Hemodialysis is a kidney replacement therapy used when the kidneys are failing. This article will delve into the definition of hemodialysis, its essential functions, and how it works to maintain the health and well-being of patients with kidney failure.
Hemodialysis is a treatment method primarily used for patients with end-stage renal disease (ESRD) or acute kidney injury when the kidneys are no longer able to naturally filter the blood. This procedure mimics the function of healthy kidneys by removing metabolic waste, regulating electrolyte balance, and maintaining proper fluid levels in the body. Hemodialysis can be performed in a hospital or a specialized dialysis center, typically under the supervision of skilled medical professionals.
Waste Removal: The kidneys are responsible for filtering waste products, such as urea and creatinine, from the blood. However, when the kidneys fail, hemodialysis becomes one of the essential methods to eliminate these harmful substances from the body.
Fluid Balance: Healthy kidneys help regulate the body's fluid levels by adjusting urine production. In patients with kidney failure, excessive fluid can accumulate causing edema and potentially leading to heart problems. Hemodialysis plays a crucial role in removing excess fluid from the body, helping maintain proper fluid balance and preventing complications associated with fluid overload.
Electrolyte Balance: Kidneys are responsible for maintaining the balance of various electrolytes in the body, including sodium, potassium, and calcium. When these levels become imbalanced due to renal failure, hemodialysis can help restore the normal electrolyte levels and prevent severe consequences like irregular heart rhythm or muscle weakness.
Hemodialysis involves passing the patient's blood through a dialyzer, which is also called artificial kidney, to perform these essential functions. To make this possible, the patient's blood is first diverted from their body, flowing into the dialyzer through a vascular access, such as an arteriovenous fistula, hemodialysis catheter or graft. Inside the dialyzer, the blood flows through the inside of the dialysis membrane and the dialysate flows through the outside of the dialysis membrane to achieve the exchange of substances in the blood and dialysate, that is, metabolic waste and excess water from the blood side to the dialysate, and also maintain the electrolyte balance. The clean blood is then returned to the patient's body through the vascular access.
Hemodialysis treatment is typically performed three times per week, with each session lasting about four hours. The frequency and duration of the sessions may vary depending on the patient's needs and their overall health condition.
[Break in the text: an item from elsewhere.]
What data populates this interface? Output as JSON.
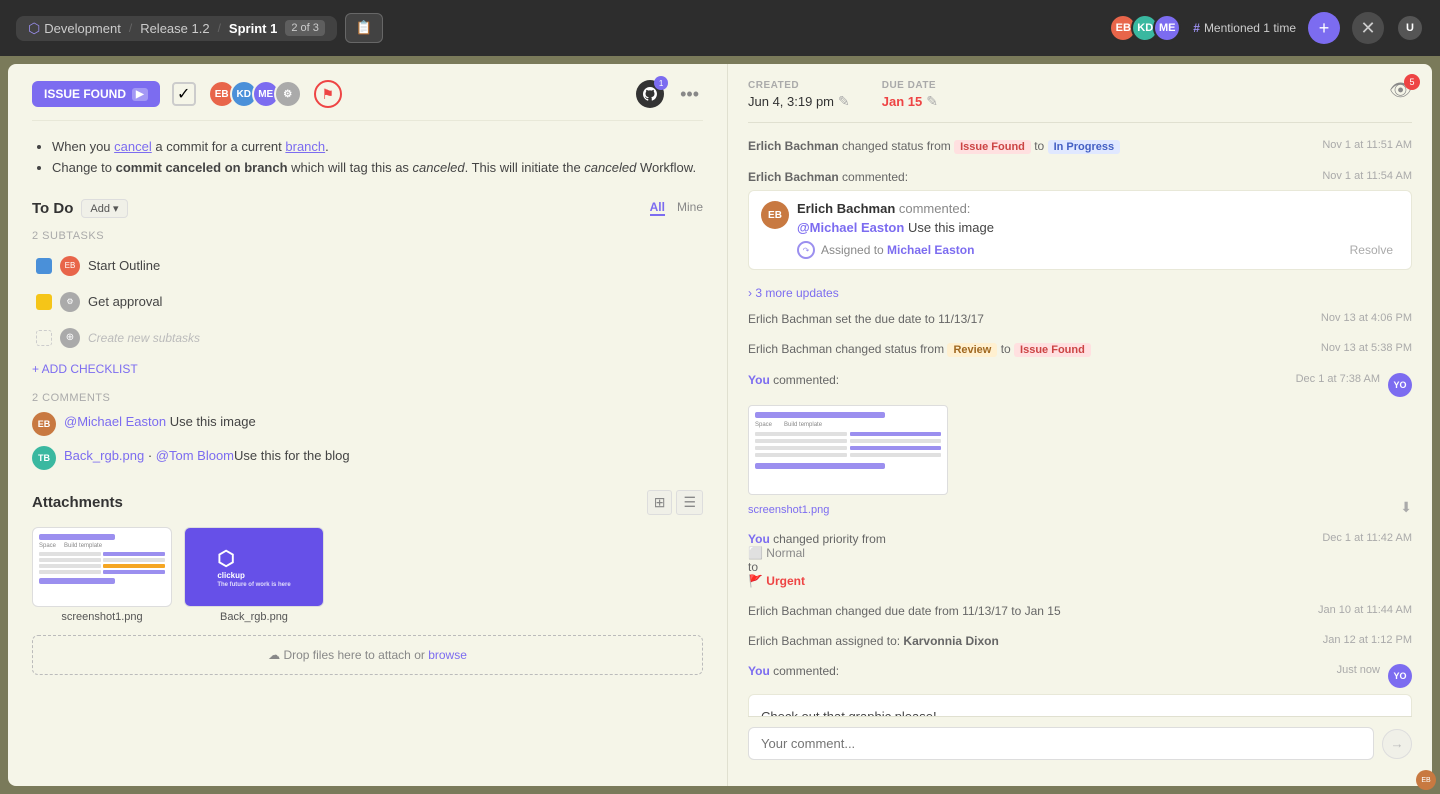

Hemodialysis helps improve the quality of life and prolongs the survival of individuals with kidney failure. To ensure optimal outcomes, hemodialysis should occur at regular intervals as prescribed by healthcare professionals, allowing patients to lead fuller, healthier lives.